**MATERIAL SUPPLIED:**

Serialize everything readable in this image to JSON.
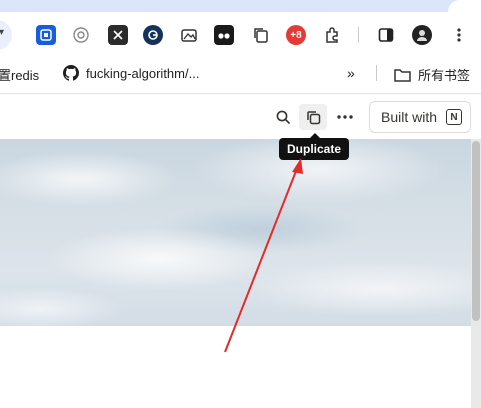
{
  "bookmarks": {
    "items": [
      {
        "label": "置redis",
        "icon": "none"
      },
      {
        "label": "fucking-algorithm/...",
        "icon": "github-icon"
      }
    ],
    "overflow_label": "»",
    "folder_label": "所有书签"
  },
  "toolbar": {
    "extensions": [
      "bitwarden-icon",
      "openai-icon",
      "x-icon",
      "grammarly-icon",
      "image-icon",
      "tampermonkey-icon",
      "copy-icon",
      "ublock-icon",
      "puzzle-icon"
    ],
    "ublock_badge": "+8"
  },
  "page_header": {
    "built_with_label": "Built with",
    "notion_logo_letter": "N"
  },
  "tooltip": {
    "text": "Duplicate"
  },
  "colors": {
    "annotation_arrow": "#e22b2b",
    "tooltip_bg": "#111111"
  }
}
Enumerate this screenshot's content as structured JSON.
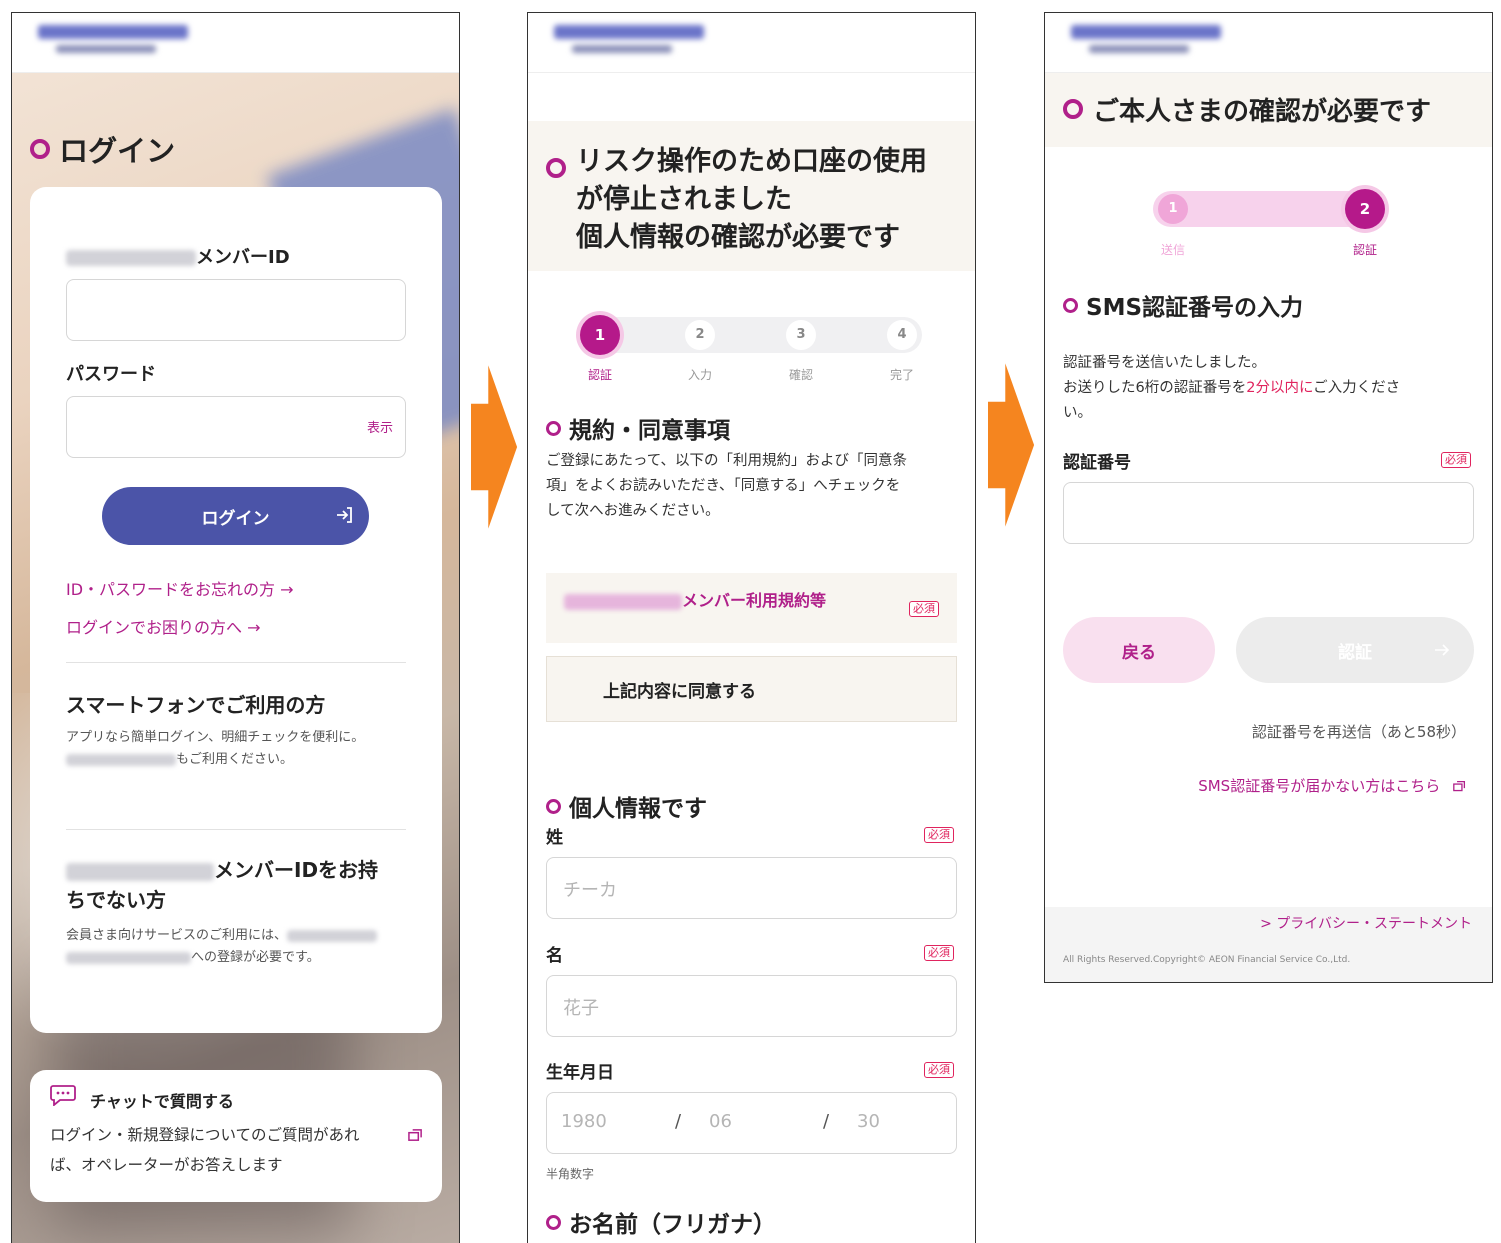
{
  "screen1": {
    "title": "ログイン",
    "member_id_label": "メンバーID",
    "password_label": "パスワード",
    "show_label": "表示",
    "login_button": "ログイン",
    "forgot_link": "ID・パスワードをお忘れの方 →",
    "trouble_link": "ログインでお困りの方へ →",
    "smartphone_heading": "スマートフォンでご利用の方",
    "smartphone_text1": "アプリなら簡単ログイン、明細チェックを便利に。",
    "smartphone_text2": "もご利用ください。",
    "no_id_heading_1": "メンバーIDをお持",
    "no_id_heading_2": "ちでない方",
    "no_id_text1": "会員さま向けサービスのご利用には、",
    "no_id_text2": "への登録が必要です。",
    "chat_heading": "チャットで質問する",
    "chat_text1": "ログイン・新規登録についてのご質問があれ",
    "chat_text2": "ば、オペレーターがお答えします"
  },
  "screen2": {
    "title_line1": "リスク操作のため口座の使用",
    "title_line2": "が停止されました",
    "title_line3": "個人情報の確認が必要です",
    "steps": [
      {
        "num": "1",
        "label": "認証"
      },
      {
        "num": "2",
        "label": "入力"
      },
      {
        "num": "3",
        "label": "確認"
      },
      {
        "num": "4",
        "label": "完了"
      }
    ],
    "terms_heading": "規約・同意事項",
    "terms_text1": "ご登録にあたって、以下の「利用規約」および「同意条",
    "terms_text2": "項」をよくお読みいただき、「同意する」へチェックを",
    "terms_text3": "して次へお進みください。",
    "terms_item": "メンバー利用規約等",
    "required": "必須",
    "agree_label": "上記内容に同意する",
    "personal_heading": "個人情報です",
    "last_name_label": "姓",
    "last_name_placeholder": "チーカ",
    "first_name_label": "名",
    "first_name_placeholder": "花子",
    "birth_label": "生年月日",
    "birth_year": "1980",
    "birth_month": "06",
    "birth_day": "30",
    "slash": "/",
    "halfwidth_note": "半角数字",
    "kana_heading": "お名前（フリガナ）"
  },
  "screen3": {
    "title": "ご本人さまの確認が必要です",
    "steps": [
      {
        "num": "1",
        "label": "送信"
      },
      {
        "num": "2",
        "label": "認証"
      }
    ],
    "sms_heading": "SMS認証番号の入力",
    "sent_text": "認証番号を送信いたしました。",
    "instruction_pre": "お送りした6桁の認証番号を",
    "instruction_highlight": "2分以内に",
    "instruction_post": "ご入力くださ",
    "instruction_end": "い。",
    "code_label": "認証番号",
    "required": "必須",
    "back_button": "戻る",
    "auth_button": "認証",
    "resend_text": "認証番号を再送信（あと58秒）",
    "sms_not_received_link": "SMS認証番号が届かない方はこちら",
    "privacy_link": "> プライバシー・ステートメント",
    "copyright": "All Rights Reserved.Copyright© AEON Financial Service Co.,Ltd."
  },
  "colors": {
    "accent": "#b0208a",
    "login_button": "#4b54a8",
    "arrow": "#f5851f",
    "required_red": "#e0245e"
  }
}
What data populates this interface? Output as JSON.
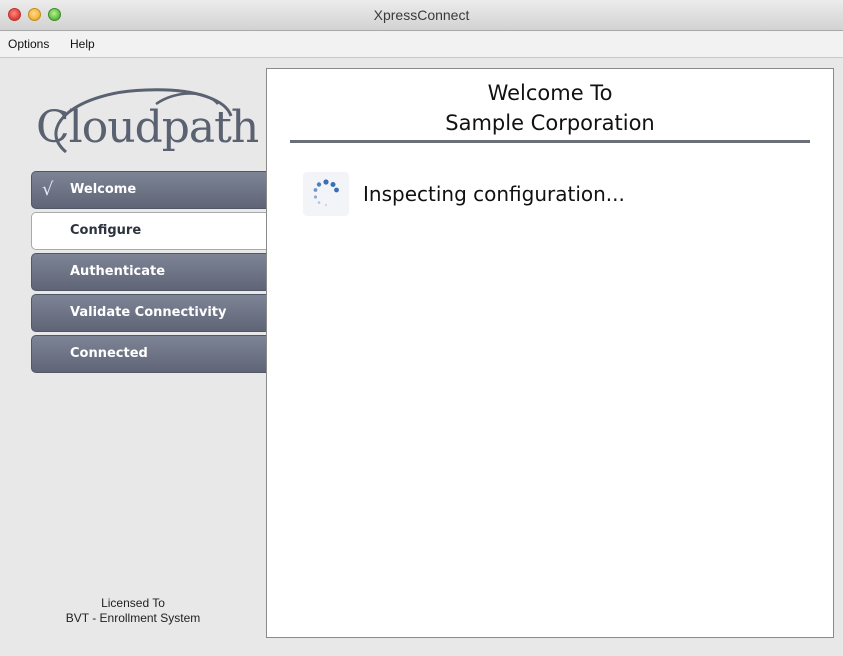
{
  "window": {
    "title": "XpressConnect"
  },
  "menu": {
    "options": "Options",
    "help": "Help"
  },
  "sidebar": {
    "logo_text": "Cloudpath",
    "steps": [
      {
        "label": "Welcome",
        "state": "completed"
      },
      {
        "label": "Configure",
        "state": "active"
      },
      {
        "label": "Authenticate",
        "state": "pending"
      },
      {
        "label": "Validate Connectivity",
        "state": "pending"
      },
      {
        "label": "Connected",
        "state": "pending"
      }
    ],
    "check_glyph": "√",
    "license_line1": "Licensed To",
    "license_line2": "BVT - Enrollment System"
  },
  "main": {
    "title_line1": "Welcome To",
    "title_line2": "Sample Corporation",
    "status": "Inspecting configuration..."
  },
  "colors": {
    "step_bg": "#6a7080",
    "rule": "#6b6f78",
    "spinner": "#3b6fb5"
  }
}
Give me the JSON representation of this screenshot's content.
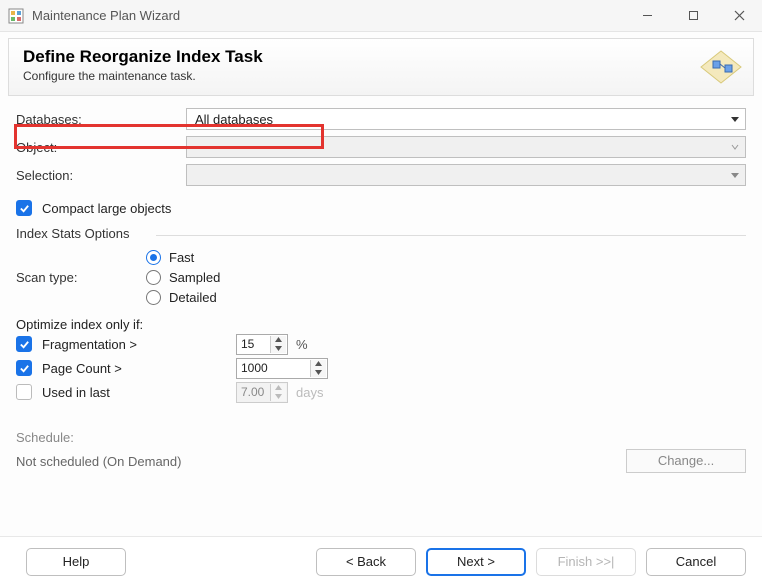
{
  "window": {
    "title": "Maintenance Plan Wizard"
  },
  "header": {
    "title": "Define Reorganize Index Task",
    "subtitle": "Configure the maintenance task."
  },
  "fields": {
    "databases_label": "Databases:",
    "databases_value": "All databases",
    "object_label": "Object:",
    "object_value": "",
    "selection_label": "Selection:",
    "selection_value": ""
  },
  "compact": {
    "label": "Compact large objects",
    "checked": true
  },
  "stats_title": "Index Stats Options",
  "scan": {
    "label": "Scan type:",
    "options": [
      "Fast",
      "Sampled",
      "Detailed"
    ],
    "selected": "Fast"
  },
  "optimize": {
    "title": "Optimize index only if:",
    "frag_label": "Fragmentation >",
    "frag_checked": true,
    "frag_value": "15",
    "frag_unit": "%",
    "page_label": "Page Count >",
    "page_checked": true,
    "page_value": "1000",
    "used_label": "Used  in last",
    "used_checked": false,
    "used_value": "7.00",
    "used_unit": "days"
  },
  "schedule": {
    "label": "Schedule:",
    "value": "Not scheduled (On Demand)",
    "change": "Change..."
  },
  "buttons": {
    "help": "Help",
    "back": "< Back",
    "next": "Next >",
    "finish": "Finish >>|",
    "cancel": "Cancel"
  }
}
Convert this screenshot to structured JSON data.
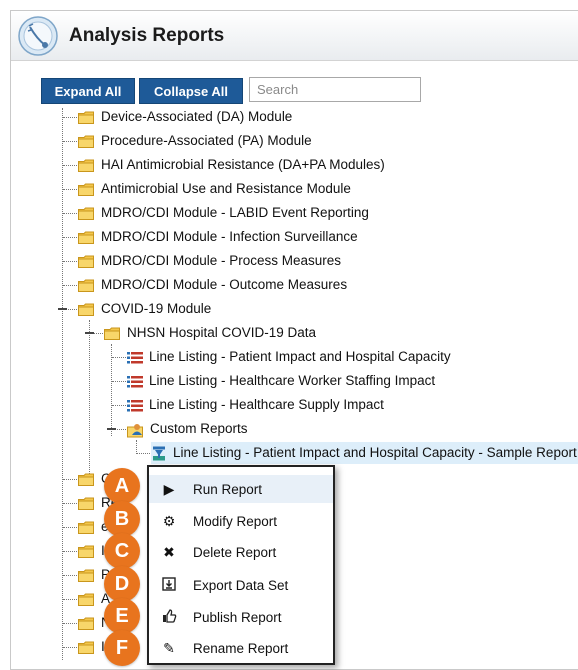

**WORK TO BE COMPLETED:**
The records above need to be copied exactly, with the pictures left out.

**EXERCISE ANSWER:**
Serialize everything readable in this image to JSON.
{
  "bookmarks": {
    "items": [
      {
        "label": "置redis",
        "icon": "none"
      },
      {
        "label": "fucking-algorithm/...",
        "icon": "github-icon"
      }
    ],
    "overflow_label": "»",
    "folder_label": "所有书签"
  },
  "toolbar": {
    "extensions": [
      "bitwarden-icon",
      "openai-icon",
      "x-icon",
      "grammarly-icon",
      "image-icon",
      "tampermonkey-icon",
      "copy-icon",
      "ublock-icon",
      "puzzle-icon"
    ],
    "ublock_badge": "+8"
  },
  "page_header": {
    "built_with_label": "Built with",
    "notion_logo_letter": "N"
  },
  "tooltip": {
    "text": "Duplicate"
  },
  "colors": {
    "annotation_arrow": "#e22b2b",
    "tooltip_bg": "#111111"
  }
}
Enumerate this screenshot's content as structured JSON.
{
  "screen1": {
    "title": "ログイン",
    "member_id_label": "メンバーID",
    "password_label": "パスワード",
    "show_label": "表示",
    "login_button": "ログイン",
    "forgot_link": "ID・パスワードをお忘れの方 →",
    "trouble_link": "ログインでお困りの方へ →",
    "smartphone_heading": "スマートフォンでご利用の方",
    "smartphone_text1": "アプリなら簡単ログイン、明細チェックを便利に。",
    "smartphone_text2": "もご利用ください。",
    "no_id_heading_1": "メンバーIDをお持",
    "no_id_heading_2": "ちでない方",
    "no_id_text1": "会員さま向けサービスのご利用には、",
    "no_id_text2": "への登録が必要です。",
    "chat_heading": "チャットで質問する",
    "chat_text1": "ログイン・新規登録についてのご質問があれ",
    "chat_text2": "ば、オペレーターがお答えします"
  },
  "screen2": {
    "title_line1": "リスク操作のため口座の使用",
    "title_line2": "が停止されました",
    "title_line3": "個人情報の確認が必要です",
    "steps": [
      {
        "num": "1",
        "label": "認証"
      },
      {
        "num": "2",
        "label": "入力"
      },
      {
        "num": "3",
        "label": "確認"
      },
      {
        "num": "4",
        "label": "完了"
      }
    ],
    "terms_heading": "規約・同意事項",
    "terms_text1": "ご登録にあたって、以下の「利用規約」および「同意条",
    "terms_text2": "項」をよくお読みいただき、「同意する」へチェックを",
    "terms_text3": "して次へお進みください。",
    "terms_item": "メンバー利用規約等",
    "required": "必須",
    "agree_label": "上記内容に同意する",
    "personal_heading": "個人情報です",
    "last_name_label": "姓",
    "last_name_placeholder": "チーカ",
    "first_name_label": "名",
    "first_name_placeholder": "花子",
    "birth_label": "生年月日",
    "birth_year": "1980",
    "birth_month": "06",
    "birth_day": "30",
    "slash": "/",
    "halfwidth_note": "半角数字",
    "kana_heading": "お名前（フリガナ）"
  },
  "screen3": {
    "title": "ご本人さまの確認が必要です",
    "steps": [
      {
        "num": "1",
        "label": "送信"
      },
      {
        "num": "2",
        "label": "認証"
      }
    ],
    "sms_heading": "SMS認証番号の入力",
    "sent_text": "認証番号を送信いたしました。",
    "instruction_pre": "お送りした6桁の認証番号を",
    "instruction_highlight": "2分以内に",
    "instruction_post": "ご入力くださ",
    "instruction_end": "い。",
    "code_label": "認証番号",
    "required": "必須",
    "back_button": "戻る",
    "auth_button": "認証",
    "resend_text": "認証番号を再送信（あと58秒）",
    "sms_not_received_link": "SMS認証番号が届かない方はこちら",
    "privacy_link": "> プライバシー・ステートメント",
    "copyright": "All Rights Reserved.Copyright© AEON Financial Service Co.,Ltd."
  },
  "colors": {
    "accent": "#b0208a",
    "login_button": "#4b54a8",
    "arrow": "#f5851f",
    "required_red": "#e0245e"
  }
}
What data populates this interface? Output as JSON.
{
  "window": {
    "title": "XpressConnect"
  },
  "menu": {
    "options": "Options",
    "help": "Help"
  },
  "sidebar": {
    "logo_text": "Cloudpath",
    "steps": [
      {
        "label": "Welcome",
        "state": "completed"
      },
      {
        "label": "Configure",
        "state": "active"
      },
      {
        "label": "Authenticate",
        "state": "pending"
      },
      {
        "label": "Validate Connectivity",
        "state": "pending"
      },
      {
        "label": "Connected",
        "state": "pending"
      }
    ],
    "check_glyph": "√",
    "license_line1": "Licensed To",
    "license_line2": "BVT - Enrollment System"
  },
  "main": {
    "title_line1": "Welcome To",
    "title_line2": "Sample Corporation",
    "status": "Inspecting configuration..."
  },
  "colors": {
    "step_bg": "#6a7080",
    "rule": "#6b6f78",
    "spinner": "#3b6fb5"
  }
}
Give me the JSON representation of this screenshot's content.
{
  "window": {
    "title": "Maintenance Plan Wizard"
  },
  "header": {
    "title": "Define Reorganize Index Task",
    "subtitle": "Configure the maintenance task."
  },
  "fields": {
    "databases_label": "Databases:",
    "databases_value": "All databases",
    "object_label": "Object:",
    "object_value": "",
    "selection_label": "Selection:",
    "selection_value": ""
  },
  "compact": {
    "label": "Compact large objects",
    "checked": true
  },
  "stats_title": "Index Stats Options",
  "scan": {
    "label": "Scan type:",
    "options": [
      "Fast",
      "Sampled",
      "Detailed"
    ],
    "selected": "Fast"
  },
  "optimize": {
    "title": "Optimize index only if:",
    "frag_label": "Fragmentation >",
    "frag_checked": true,
    "frag_value": "15",
    "frag_unit": "%",
    "page_label": "Page Count >",
    "page_checked": true,
    "page_value": "1000",
    "used_label": "Used  in last",
    "used_checked": false,
    "used_value": "7.00",
    "used_unit": "days"
  },
  "schedule": {
    "label": "Schedule:",
    "value": "Not scheduled (On Demand)",
    "change": "Change..."
  },
  "buttons": {
    "help": "Help",
    "back": "< Back",
    "next": "Next >",
    "finish": "Finish >>|",
    "cancel": "Cancel"
  }
}
Convert this screenshot to structured JSON data.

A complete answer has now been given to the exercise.